> **What you will do**
The reply should consist of one number, which is how many lines in the material below contain "JSON".

> **Data for review**
>>>>>
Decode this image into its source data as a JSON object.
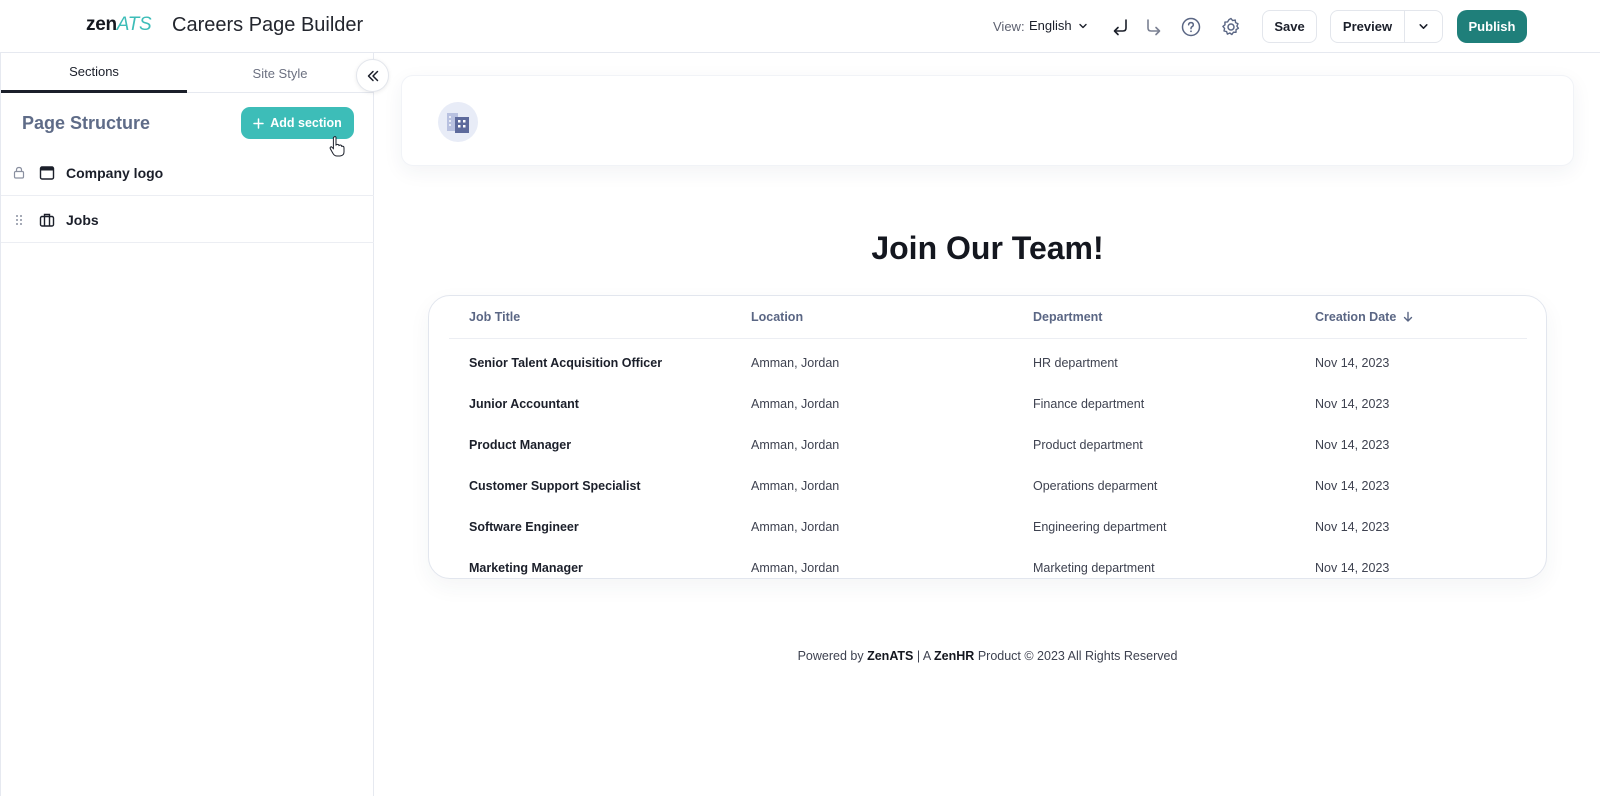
{
  "app": {
    "logo_zen": "zen",
    "logo_ats": "ATS",
    "title": "Careers Page Builder"
  },
  "toolbar": {
    "view_label": "View:",
    "view_value": "English",
    "save_label": "Save",
    "preview_label": "Preview",
    "publish_label": "Publish",
    "icons": [
      "undo-icon",
      "redo-icon",
      "help-icon",
      "settings-icon"
    ]
  },
  "sidebar": {
    "tabs": [
      {
        "label": "Sections",
        "active": true
      },
      {
        "label": "Site Style",
        "active": false
      }
    ],
    "structure_title": "Page Structure",
    "add_section_label": "Add section",
    "items": [
      {
        "label": "Company logo",
        "icon": "browser-window-icon",
        "handle": "lock-icon"
      },
      {
        "label": "Jobs",
        "icon": "briefcase-icon",
        "handle": "drag-handle-icon"
      }
    ]
  },
  "canvas": {
    "heading": "Join Our Team!",
    "table": {
      "columns": [
        "Job Title",
        "Location",
        "Department",
        "Creation Date"
      ],
      "sort_column": "Creation Date",
      "rows": [
        [
          "Senior Talent Acquisition Officer",
          "Amman, Jordan",
          "HR department",
          "Nov 14, 2023"
        ],
        [
          "Junior Accountant",
          "Amman, Jordan",
          "Finance department",
          "Nov 14, 2023"
        ],
        [
          "Product Manager",
          "Amman, Jordan",
          "Product department",
          "Nov 14, 2023"
        ],
        [
          "Customer Support Specialist",
          "Amman, Jordan",
          "Operations deparment",
          "Nov 14, 2023"
        ],
        [
          "Software Engineer",
          "Amman, Jordan",
          "Engineering department",
          "Nov 14, 2023"
        ],
        [
          "Marketing Manager",
          "Amman, Jordan",
          "Marketing department",
          "Nov 14, 2023"
        ]
      ]
    },
    "footer": {
      "powered_by": "Powered by",
      "brand1": "ZenATS",
      "sep": "| A",
      "brand2": "ZenHR",
      "rest": "Product © 2023 All Rights Reserved"
    }
  },
  "colors": {
    "accent": "#3dbdb8",
    "publish": "#1f7f7a",
    "structure_title": "#5f6c88"
  }
}
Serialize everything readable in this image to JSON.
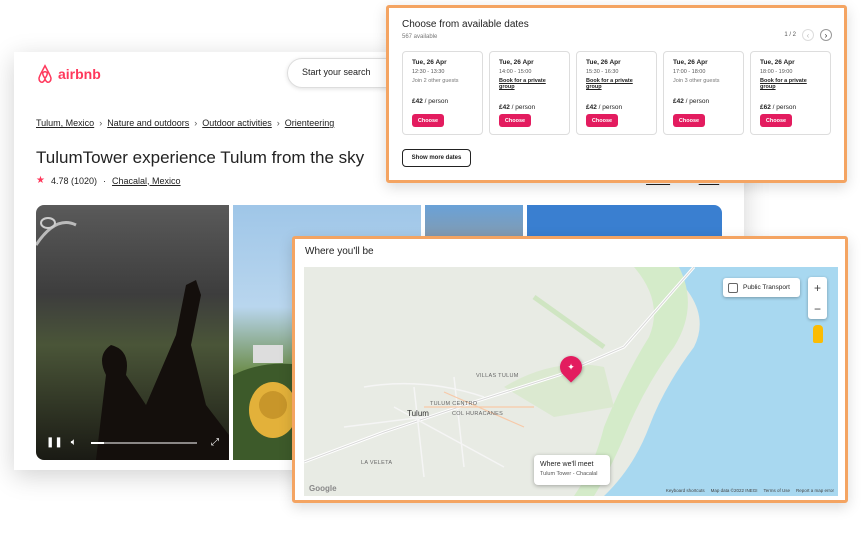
{
  "header": {
    "logo_text": "airbnb",
    "search_placeholder": "Start your search"
  },
  "breadcrumb": [
    "Tulum, Mexico",
    "Nature and outdoors",
    "Outdoor activities",
    "Orienteering"
  ],
  "listing": {
    "title": "TulumTower experience Tulum from the sky",
    "rating": "4.78",
    "reviews": "(1020)",
    "location": "Chacalal, Mexico",
    "share_label": "Share",
    "save_label": "Save"
  },
  "video": {
    "progress": 0.12
  },
  "dates": {
    "title": "Choose from available dates",
    "subtitle": "567 available",
    "pager": "1 / 2",
    "show_more": "Show more dates",
    "choose_label": "Choose",
    "items": [
      {
        "day": "Tue, 26 Apr",
        "time": "12:30 - 13:30",
        "note": "Join 2 other guests",
        "private": false,
        "price": "£42",
        "unit": "/ person"
      },
      {
        "day": "Tue, 26 Apr",
        "time": "14:00 - 15:00",
        "note": "Book for a private group",
        "private": true,
        "price": "£42",
        "unit": "/ person"
      },
      {
        "day": "Tue, 26 Apr",
        "time": "15:30 - 16:30",
        "note": "Book for a private group",
        "private": true,
        "price": "£42",
        "unit": "/ person"
      },
      {
        "day": "Tue, 26 Apr",
        "time": "17:00 - 18:00",
        "note": "Join 3 other guests",
        "private": false,
        "price": "£42",
        "unit": "/ person"
      },
      {
        "day": "Tue, 26 Apr",
        "time": "18:00 - 19:00",
        "note": "Book for a private group",
        "private": true,
        "price": "£62",
        "unit": "/ person"
      }
    ]
  },
  "map": {
    "title": "Where you'll be",
    "public_transport": "Public Transport",
    "zoom_in": "+",
    "zoom_out": "−",
    "labels": {
      "villas": "VILLAS TULUM",
      "tulum": "Tulum",
      "centro": "TULUM CENTRO",
      "huracanes": "COL HURACANES",
      "veleta": "LA VELETA"
    },
    "meet_title": "Where we'll meet",
    "meet_place": "Tulum Tower - Chacalal",
    "google": "Google",
    "attribution": [
      "Keyboard shortcuts",
      "Map data ©2022 INEGI",
      "Terms of Use",
      "Report a map error"
    ]
  }
}
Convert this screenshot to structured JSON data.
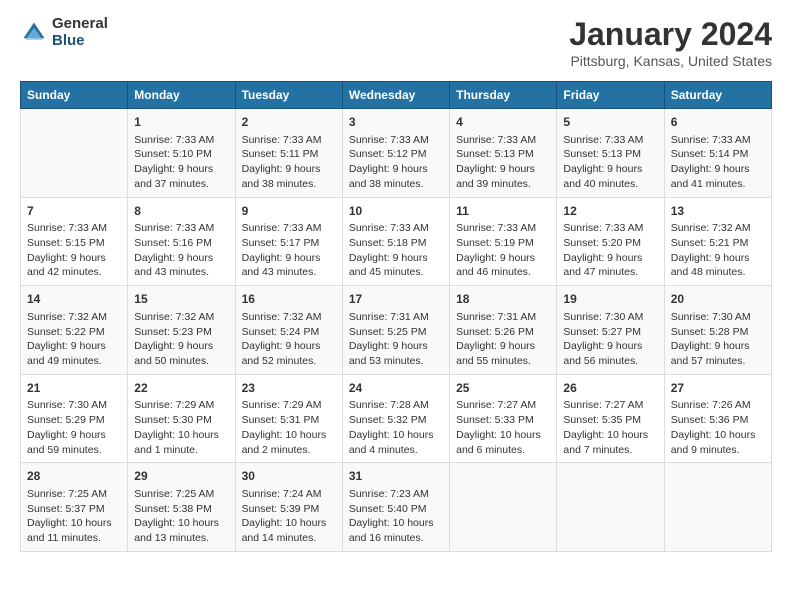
{
  "logo": {
    "general": "General",
    "blue": "Blue"
  },
  "title": "January 2024",
  "subtitle": "Pittsburg, Kansas, United States",
  "headers": [
    "Sunday",
    "Monday",
    "Tuesday",
    "Wednesday",
    "Thursday",
    "Friday",
    "Saturday"
  ],
  "weeks": [
    [
      {
        "day": "",
        "info": ""
      },
      {
        "day": "1",
        "info": "Sunrise: 7:33 AM\nSunset: 5:10 PM\nDaylight: 9 hours\nand 37 minutes."
      },
      {
        "day": "2",
        "info": "Sunrise: 7:33 AM\nSunset: 5:11 PM\nDaylight: 9 hours\nand 38 minutes."
      },
      {
        "day": "3",
        "info": "Sunrise: 7:33 AM\nSunset: 5:12 PM\nDaylight: 9 hours\nand 38 minutes."
      },
      {
        "day": "4",
        "info": "Sunrise: 7:33 AM\nSunset: 5:13 PM\nDaylight: 9 hours\nand 39 minutes."
      },
      {
        "day": "5",
        "info": "Sunrise: 7:33 AM\nSunset: 5:13 PM\nDaylight: 9 hours\nand 40 minutes."
      },
      {
        "day": "6",
        "info": "Sunrise: 7:33 AM\nSunset: 5:14 PM\nDaylight: 9 hours\nand 41 minutes."
      }
    ],
    [
      {
        "day": "7",
        "info": "Sunrise: 7:33 AM\nSunset: 5:15 PM\nDaylight: 9 hours\nand 42 minutes."
      },
      {
        "day": "8",
        "info": "Sunrise: 7:33 AM\nSunset: 5:16 PM\nDaylight: 9 hours\nand 43 minutes."
      },
      {
        "day": "9",
        "info": "Sunrise: 7:33 AM\nSunset: 5:17 PM\nDaylight: 9 hours\nand 43 minutes."
      },
      {
        "day": "10",
        "info": "Sunrise: 7:33 AM\nSunset: 5:18 PM\nDaylight: 9 hours\nand 45 minutes."
      },
      {
        "day": "11",
        "info": "Sunrise: 7:33 AM\nSunset: 5:19 PM\nDaylight: 9 hours\nand 46 minutes."
      },
      {
        "day": "12",
        "info": "Sunrise: 7:33 AM\nSunset: 5:20 PM\nDaylight: 9 hours\nand 47 minutes."
      },
      {
        "day": "13",
        "info": "Sunrise: 7:32 AM\nSunset: 5:21 PM\nDaylight: 9 hours\nand 48 minutes."
      }
    ],
    [
      {
        "day": "14",
        "info": "Sunrise: 7:32 AM\nSunset: 5:22 PM\nDaylight: 9 hours\nand 49 minutes."
      },
      {
        "day": "15",
        "info": "Sunrise: 7:32 AM\nSunset: 5:23 PM\nDaylight: 9 hours\nand 50 minutes."
      },
      {
        "day": "16",
        "info": "Sunrise: 7:32 AM\nSunset: 5:24 PM\nDaylight: 9 hours\nand 52 minutes."
      },
      {
        "day": "17",
        "info": "Sunrise: 7:31 AM\nSunset: 5:25 PM\nDaylight: 9 hours\nand 53 minutes."
      },
      {
        "day": "18",
        "info": "Sunrise: 7:31 AM\nSunset: 5:26 PM\nDaylight: 9 hours\nand 55 minutes."
      },
      {
        "day": "19",
        "info": "Sunrise: 7:30 AM\nSunset: 5:27 PM\nDaylight: 9 hours\nand 56 minutes."
      },
      {
        "day": "20",
        "info": "Sunrise: 7:30 AM\nSunset: 5:28 PM\nDaylight: 9 hours\nand 57 minutes."
      }
    ],
    [
      {
        "day": "21",
        "info": "Sunrise: 7:30 AM\nSunset: 5:29 PM\nDaylight: 9 hours\nand 59 minutes."
      },
      {
        "day": "22",
        "info": "Sunrise: 7:29 AM\nSunset: 5:30 PM\nDaylight: 10 hours\nand 1 minute."
      },
      {
        "day": "23",
        "info": "Sunrise: 7:29 AM\nSunset: 5:31 PM\nDaylight: 10 hours\nand 2 minutes."
      },
      {
        "day": "24",
        "info": "Sunrise: 7:28 AM\nSunset: 5:32 PM\nDaylight: 10 hours\nand 4 minutes."
      },
      {
        "day": "25",
        "info": "Sunrise: 7:27 AM\nSunset: 5:33 PM\nDaylight: 10 hours\nand 6 minutes."
      },
      {
        "day": "26",
        "info": "Sunrise: 7:27 AM\nSunset: 5:35 PM\nDaylight: 10 hours\nand 7 minutes."
      },
      {
        "day": "27",
        "info": "Sunrise: 7:26 AM\nSunset: 5:36 PM\nDaylight: 10 hours\nand 9 minutes."
      }
    ],
    [
      {
        "day": "28",
        "info": "Sunrise: 7:25 AM\nSunset: 5:37 PM\nDaylight: 10 hours\nand 11 minutes."
      },
      {
        "day": "29",
        "info": "Sunrise: 7:25 AM\nSunset: 5:38 PM\nDaylight: 10 hours\nand 13 minutes."
      },
      {
        "day": "30",
        "info": "Sunrise: 7:24 AM\nSunset: 5:39 PM\nDaylight: 10 hours\nand 14 minutes."
      },
      {
        "day": "31",
        "info": "Sunrise: 7:23 AM\nSunset: 5:40 PM\nDaylight: 10 hours\nand 16 minutes."
      },
      {
        "day": "",
        "info": ""
      },
      {
        "day": "",
        "info": ""
      },
      {
        "day": "",
        "info": ""
      }
    ]
  ]
}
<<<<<
> **Problem solution**
3